══ Data supplied

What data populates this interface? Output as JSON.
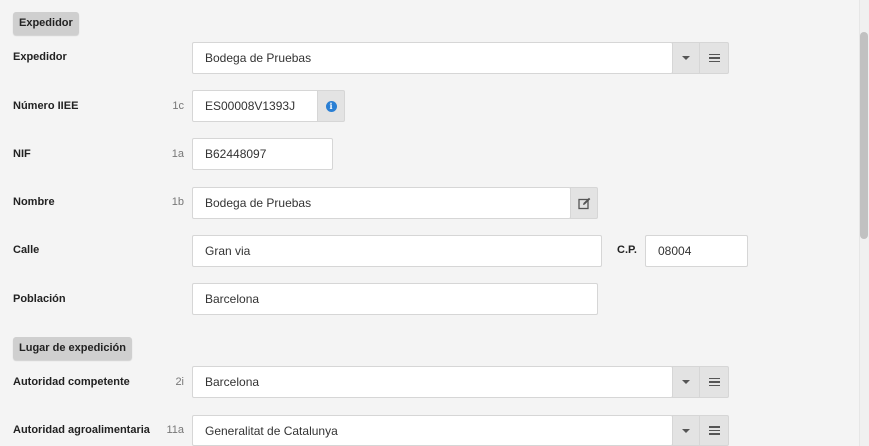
{
  "sections": {
    "expedidor_title": "Expedidor",
    "lugar_title": "Lugar de expedición"
  },
  "expedidor": {
    "label": "Expedidor",
    "value": "Bodega de Pruebas",
    "toggle_icon": "chevron-down-icon",
    "list_icon": "list-icon"
  },
  "numero_iiee": {
    "label": "Número IIEE",
    "code": "1c",
    "value": "ES00008V1393J",
    "icon": "info-icon",
    "icon_glyph": "i"
  },
  "nif": {
    "label": "NIF",
    "code": "1a",
    "value": "B62448097"
  },
  "nombre": {
    "label": "Nombre",
    "code": "1b",
    "value": "Bodega de Pruebas",
    "icon": "edit-icon"
  },
  "calle": {
    "label": "Calle",
    "value": "Gran via"
  },
  "cp": {
    "label": "C.P.",
    "value": "08004"
  },
  "poblacion": {
    "label": "Población",
    "value": "Barcelona"
  },
  "autoridad_competente": {
    "label": "Autoridad competente",
    "code": "2i",
    "value": "Barcelona"
  },
  "autoridad_agroalimentaria": {
    "label": "Autoridad agroalimentaria",
    "code": "11a",
    "value": "Generalitat de Catalunya"
  },
  "colors": {
    "page_bg": "#f4f4f4",
    "badge_bg": "#cfcfcf",
    "addon_bg": "#e3e3e3",
    "info_blue": "#2a7fd4"
  }
}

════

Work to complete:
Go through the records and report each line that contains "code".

Response to the task:
    "code": "1c",
    "code": "1a",
    "code": "1b",
    "code": "2i",
    "code": "11a",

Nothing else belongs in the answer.